I was wearing jeans and a short-sleeve shirt, but as a patrolman with a suburban police department, I always carried my credentials in a badge case. Grabbing it out of my back pocket and flashing the tin on him, I said, in my most authoritative voice, “I’m a police officer . . . and I’ll bet I can fit a crime to what you’re trying to do.”

Looking a little flushed, he put the phone down without saying goodbye to whoever ( if anyone) was on the line.  He stammered that the paperwork wasn’t complete and I’d have to come back the next day. I tossed the keys to my trade-in on his desk and commanded, “Put a dealer tag on the El Camino, I’m taking it now. Call me when the paper work is ready and I’ll bring your plate back.”

I played with this workin’ honey for ten years logging 100K miles. I then gave her to my son when he got his license at age 16. He also drove it ten years and put another 100K miles on her – until some uninsured drunk in his loser-mobile ran a stop sign and T-boned him. My son wasn’t hurt, but the workin’ honey was totaled. In those 200K miles and 20 years we replaced all the hang-on stuff a couple of times, did a re-paint and seat covers, but never put a wrench to the drive train.

Almost twenty-five years later finds me beginning retirement on a farm in southwestern Ohio. Needing transportation in the form of a truck to haul grandkids and supplies, I began a hunt for a fully restored non-SS, pre ’73 El Camino.  From an ad in Old Car News, I found a 1971 model within 500 miles. After some phone negotiations, my son and I drove the trade-in to the classic car dealer, made the test drive and then drove her home. This black beauty has a vinyl roof, factory crate 350–V8, A/C, A/T, air shocks, and most of all, a bench seat. The guy who did the body-off restoration added 15” mag wheels, but I found a set of 14” rally wheels and returned it to stock. I’ve since added the statutorily required amenities – a spotlight and oil/amp/temp gauges to replace the idiot lights. Hey, I used to be a cop and I know the law :)
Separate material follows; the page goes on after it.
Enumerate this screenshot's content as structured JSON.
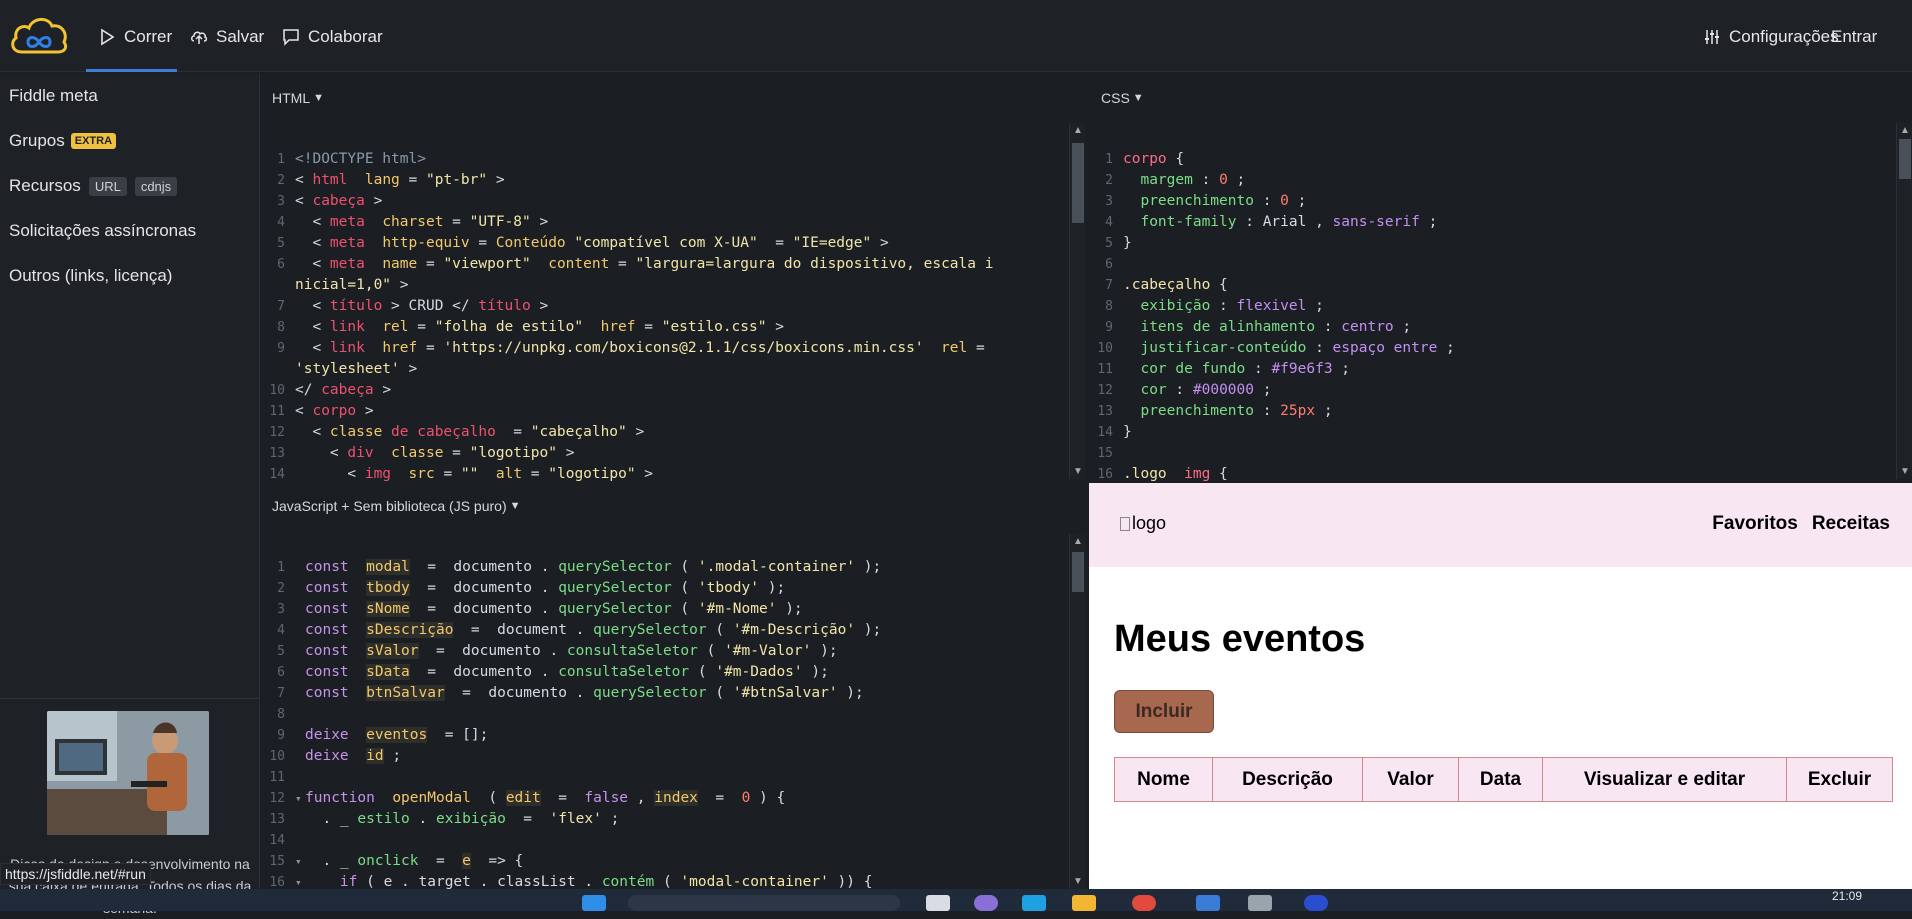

For what I paid for this second workin’ honey, I could have bought a fully tricked-out F-150 or Silverardo. But, that was eight years ago and those “new” trucks are surely worth significantly less today. As I log only about a thousand miles per year, the ’71 will always be worth at least what I paid for it. Besides, out here on these two-lane county roads, with the cozy wing cranked wide open and my arm on the window sill, I really get a kick out of  kicking down into passing gear to dust off a John Deere pulling a wagon load of hay. See, you really can go home again.

Chuck Klein is the author of CIRCA 1957 and THE WAY IT WAS, Nostalgic Tales of Hot Rods and Romance. He lives on a 125 acre farm near Georgetown, Ohio. Check out his latest columns in Nostalgia Drag World